_YOUR ASSIGNMENT_:
An exact copy of the listing is what is needed here; write it out in full.

_INPUT_:
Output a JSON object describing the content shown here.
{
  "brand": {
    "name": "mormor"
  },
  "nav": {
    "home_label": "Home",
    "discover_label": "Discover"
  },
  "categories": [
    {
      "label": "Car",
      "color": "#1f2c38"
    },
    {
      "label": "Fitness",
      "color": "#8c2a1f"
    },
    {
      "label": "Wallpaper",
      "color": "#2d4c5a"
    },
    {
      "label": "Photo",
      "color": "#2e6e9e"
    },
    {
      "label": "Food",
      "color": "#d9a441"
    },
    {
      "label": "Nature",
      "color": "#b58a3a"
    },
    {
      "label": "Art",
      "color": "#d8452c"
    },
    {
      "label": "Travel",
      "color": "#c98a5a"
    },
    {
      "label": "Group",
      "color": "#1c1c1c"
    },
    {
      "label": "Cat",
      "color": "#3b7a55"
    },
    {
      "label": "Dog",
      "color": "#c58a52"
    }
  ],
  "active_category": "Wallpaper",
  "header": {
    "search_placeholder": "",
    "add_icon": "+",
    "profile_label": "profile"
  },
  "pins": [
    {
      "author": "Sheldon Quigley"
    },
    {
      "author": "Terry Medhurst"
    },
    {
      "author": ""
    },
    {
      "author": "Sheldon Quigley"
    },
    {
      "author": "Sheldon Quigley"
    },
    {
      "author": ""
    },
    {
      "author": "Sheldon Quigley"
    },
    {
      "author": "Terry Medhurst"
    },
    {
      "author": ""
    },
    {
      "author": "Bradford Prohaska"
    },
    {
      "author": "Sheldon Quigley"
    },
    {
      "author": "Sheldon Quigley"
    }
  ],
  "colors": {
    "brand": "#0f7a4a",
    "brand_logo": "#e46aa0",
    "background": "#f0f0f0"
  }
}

_EXERCISE RESULT_:
Output a JSON object describing the content shown here.
{
  "brand": {
    "name": "mormor"
  },
  "nav": {
    "home_label": "Home",
    "discover_label": "Discover"
  },
  "categories": [
    {
      "label": "Car",
      "color": "#1f2c38"
    },
    {
      "label": "Fitness",
      "color": "#8c2a1f"
    },
    {
      "label": "Wallpaper",
      "color": "#2d4c5a"
    },
    {
      "label": "Photo",
      "color": "#2e6e9e"
    },
    {
      "label": "Food",
      "color": "#d9a441"
    },
    {
      "label": "Nature",
      "color": "#b58a3a"
    },
    {
      "label": "Art",
      "color": "#d8452c"
    },
    {
      "label": "Travel",
      "color": "#c98a5a"
    },
    {
      "label": "Group",
      "color": "#1c1c1c"
    },
    {
      "label": "Cat",
      "color": "#3b7a55"
    },
    {
      "label": "Dog",
      "color": "#c58a52"
    }
  ],
  "active_category": "Wallpaper",
  "header": {
    "search_placeholder": "",
    "add_icon": "+",
    "profile_label": "profile"
  },
  "pins": [
    {
      "author": "Sheldon Quigley"
    },
    {
      "author": "Terry Medhurst"
    },
    {
      "author": ""
    },
    {
      "author": "Sheldon Quigley"
    },
    {
      "author": "Sheldon Quigley"
    },
    {
      "author": ""
    },
    {
      "author": "Sheldon Quigley"
    },
    {
      "author": "Terry Medhurst"
    },
    {
      "author": ""
    },
    {
      "author": "Bradford Prohaska"
    },
    {
      "author": "Sheldon Quigley"
    },
    {
      "author": "Sheldon Quigley"
    }
  ],
  "colors": {
    "brand": "#0f7a4a",
    "brand_logo": "#e46aa0",
    "background": "#f0f0f0"
  }
}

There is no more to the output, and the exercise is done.